New three fingered peace sign – “Shalom” and “Salaam”
A school for peace
The Jerusalem High School is a Christian American school founded on the passage from the book of Luke, verse 6:29, which says “If someone slaps you on one cheek, turn to them the other also. If someone takes your coat, do not withhold your shirt from them”. Indeed, these two students are aware that peace costs a lot, physically and mentally. How is it possible to remain in control when you face an attack? According to them, everyone should respond peacefully to a gun shot.
The school includes an American curriculum enriched with peace classes, and most of the students are young Palestinians from the West Bank and Jerusalem. While over 75% of the students are Muslims and the remaining are Christian, the faculty is recruited according to their ability to teach and are for the most part international volunteers, regardless of religion or ethnicity. “We have Israeli Jews, we have Palestinian Arabs, we have Israeli Arabs, Muslims, Christians and Greek Orthodox with very different backgrounds. But they all understand why they are here,” says Shane Scott, Director of the Strategy and Sustainability in Jerusalem High School.
Growing up in this mix of people, students learn how to develop peace initiatives thanks to a program set up five years ago, which includes a week for peace. Also, teachers have to embrace a particular behavior, “more than watching out for their words, I always say to them to watch out for how they behave, because more than listening, students are watching you,” says Shone.
Wise words from Nelson Mandela
And it seems to work: Mario confesses that he used to be violent as a child but since he began attending the Jerusalem School he has reoriented his mind to become a peace promoter. And although they are still uncertain about the future, Ameen and Mario want to advance their ideas further in their forthcoming curriculum and life. Furthermore, instead of remaining in their own way of thinking, a desire of understanding the other side animates them: “If we want to solve the problem, we have to know each other. And Israeli people should learn to know Palestinians, and Palestinians should learn to know Israelis,” says Ameen, in order to make crucial progress in the peace process.

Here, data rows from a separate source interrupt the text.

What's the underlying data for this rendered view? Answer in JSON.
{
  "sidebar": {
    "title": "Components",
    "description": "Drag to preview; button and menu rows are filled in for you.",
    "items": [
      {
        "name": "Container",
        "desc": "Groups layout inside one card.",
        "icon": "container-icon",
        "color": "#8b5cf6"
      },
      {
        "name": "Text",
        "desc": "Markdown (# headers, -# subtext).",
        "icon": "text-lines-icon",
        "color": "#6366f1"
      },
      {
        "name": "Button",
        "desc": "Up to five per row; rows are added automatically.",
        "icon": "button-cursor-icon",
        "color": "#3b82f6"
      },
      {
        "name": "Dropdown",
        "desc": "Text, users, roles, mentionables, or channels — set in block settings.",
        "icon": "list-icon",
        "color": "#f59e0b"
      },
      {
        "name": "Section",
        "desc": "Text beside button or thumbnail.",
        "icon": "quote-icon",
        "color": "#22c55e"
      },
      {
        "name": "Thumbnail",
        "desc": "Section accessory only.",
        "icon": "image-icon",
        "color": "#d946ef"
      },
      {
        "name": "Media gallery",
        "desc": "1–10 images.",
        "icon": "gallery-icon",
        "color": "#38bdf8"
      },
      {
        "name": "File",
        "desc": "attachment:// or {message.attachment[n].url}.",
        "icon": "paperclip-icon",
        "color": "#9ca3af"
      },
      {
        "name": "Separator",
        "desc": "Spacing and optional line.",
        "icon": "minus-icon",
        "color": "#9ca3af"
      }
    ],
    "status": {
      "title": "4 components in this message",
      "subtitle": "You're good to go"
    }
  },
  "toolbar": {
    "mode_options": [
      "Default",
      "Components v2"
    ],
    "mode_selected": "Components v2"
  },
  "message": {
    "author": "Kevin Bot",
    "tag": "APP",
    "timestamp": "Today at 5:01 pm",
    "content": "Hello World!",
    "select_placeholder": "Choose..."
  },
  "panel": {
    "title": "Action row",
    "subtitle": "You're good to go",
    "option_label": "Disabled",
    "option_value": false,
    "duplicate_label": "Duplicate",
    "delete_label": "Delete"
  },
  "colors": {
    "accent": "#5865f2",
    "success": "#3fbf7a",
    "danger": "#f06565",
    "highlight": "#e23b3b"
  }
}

In the office where the interview takes place, we can see a piece of paper pinned on the wall quoting Nelson Mandela: “Education is the most powerful weapon you can use to change the world.” And indeed, even though a long path remains, the Jerusalem High School proves the path can be traversed.